With at-home Covid-19 tests in high demand and their effectiveness in question, health departments from California to Massachusetts are turning to sewage samples to get a better idea of just how much the coronavirus is spreading out through neighborhoods and what might be in store for health care systems.
Specialists state wastewater holds the key to much better comprehending the general public health of cities and communities, particularly in underserved areas that do not have equal access to care.
" Every time an infected person utilizes the toilet, they're flushing this info down the toilet, where it's gathering and aggregating and blending with poop from thousands of other individuals," stated Newsha Ghaeli, a co-founder and the president of Biobot Analytics, a wastewater epidemiology company based in Massachusetts.
" Even if you can't access a test, you're still pooping," Ghaeli said. "It does not depend upon you having access to health care or health insurance."
Monitoring sewage can also measure other public health concerns, such as obesity, opioids and even polio, said Sheree Pagsuyoin, an associate professor of civil and environmental engineering at the University of Massachusetts Lowell. The pandemic has ushered in a new era of wastewater analysis, as soon as a maligned discipline, to inform public health policy.
" It's sort of like mapping a pattern," Pagsuyoin stated, adding that there has actually been a "paradigm shift" as more cities turn to sewage analysis to better comprehend local challenges.
Current wastewater analysis from a range of sources across the country indicates an unmatched surge in infections at a time when countless individuals are forced to reassess travel and vacation strategies.
According to Biobot Analytic's wastewater control panel, Covid-19 levels found in sewage samples throughout the country are higher now than at any previous point in the pandemic.
Current wastewater samples in Houston, for example, show that there has been a sharp increase in the amount of the coronavirus spotted in the city's sewage. As of Dec. 20, Houston's viral load, or the quantity of virus found in samples, was at 546 percent, and the positivity rate was at 14 percent, according to the city Health Department's wastewater dashboard. The viral load is up from 142 percent last week and 76 percent the previous week.
More than 700 city staff members have actually contracted the virus, Mayor Sylvester Turner stated on Twitter. As a result, Turner revealed the opening of two extra megasites that will offer free testing for residents.
Dr. Amesh Adalja, a senior scholar at the Johns Hopkins Center for Health Security, stated: "Wastewater is going to be a leading sign for what's going on in an offered neighborhood.
" It will likewise give an indication of what's to come, since not every Covid case pertains to clinical attention-- numerous cases are moderate or asymptotic," he added. "But the reality is that people who are infected are going to shed the virus in their stool."
Sewage tracking likewise reveals case numbers surging in parts of California, Colorado, Idaho, Massachusetts, Missouri and North Carolina, along with Canada, Spain and the United Kingdom.
A team of researchers at the University of Missouri has actually been working with the state Department of Health and Senior Services and the Department of Natural Resources to track the virus through wastewater.
Researchers in Missouri separate the virus from larger particles of waste and extract its genetic material.
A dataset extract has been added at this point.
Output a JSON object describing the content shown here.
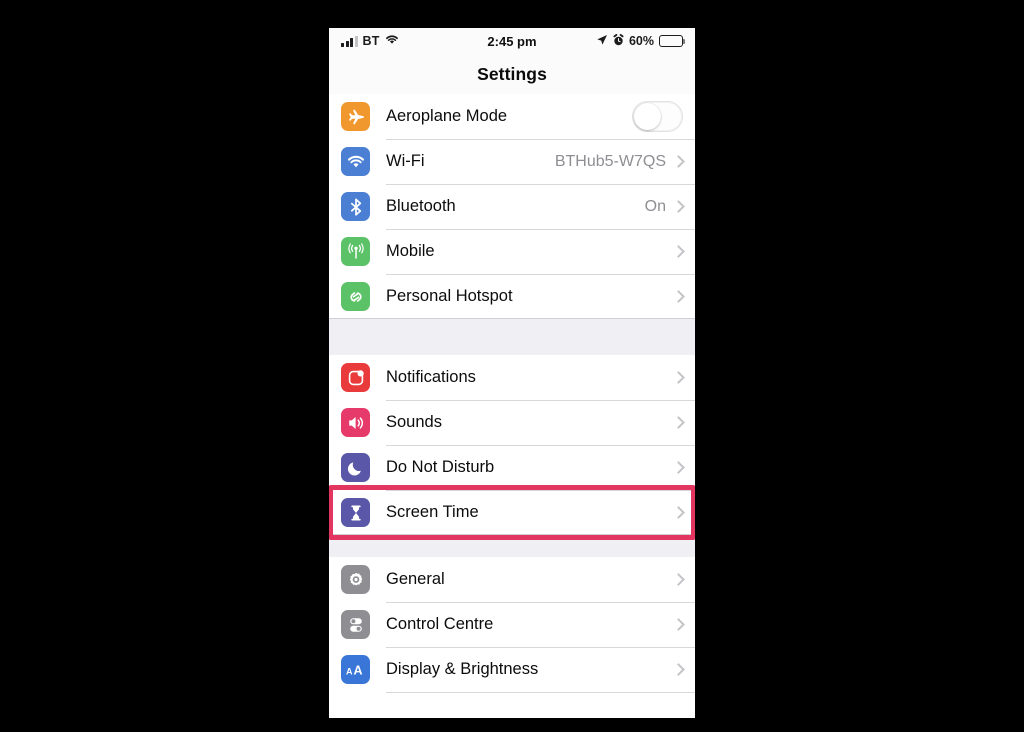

They can also amplify the genetic material and study it in higher information through a procedure known as quantitative reverse transcription polymerase domino effect. In addition to spotting the presence of the virus that triggers Covid-19 in human waste, researchers are also able to recognize particular variations.New data show that the highly contagious omicron variant is spreading rapidly throughout the state.
Expanded testing performed Dec. 20 discovered mutations related to the omicron variant in 32 of 57 wastewater samples collected statewide, Jeff Wenzel, who oversees the wastewater monitoring program for the state health department, informed The Associated Press. Testing carried out the week prior to found the mutation in 15 of 63 test locations.
Pagsuyoin belongs to a team in Massachusetts developing a wireless sensors that might identify SARS-CoV-2, the virus that causes Covid-19, in the air and in wastewater days before an outbreak happens. Researchers will carry out a three-year study utilizing information from 3 keeping track of websites, two of them in Massachusetts and the other in the Philippines.
" People are ending up being a little bit more open about using wastewater data to know where a disease is apparently coming out," she stated. "We can use this innovation to more efficiently keep track of population health."
Sewage analysis is most reliable as an early warning signal between surges-- especially because individuals are not testing as typically when rates are down-- and in tracking cases when waves begin to dissipate. It can also assist complete some spaces during waves when testing is insufficient and work as a way to compare waves, stated Dr. Albert Ko, a professor of public health, public health and medicine at Yale University's School of Public Health.
"What it works for is taking a look at trends with time and comparing, let's say, 'Are we as bad in transmission this wave as compared to the last one?'" Ko said, although he included that variants and seasonality can "hamper interpretation" of such comparisons.Ko stated wastewater surveillance is best utilized as part of a wider analysis of a break out that takes other data points into consideration, like testing.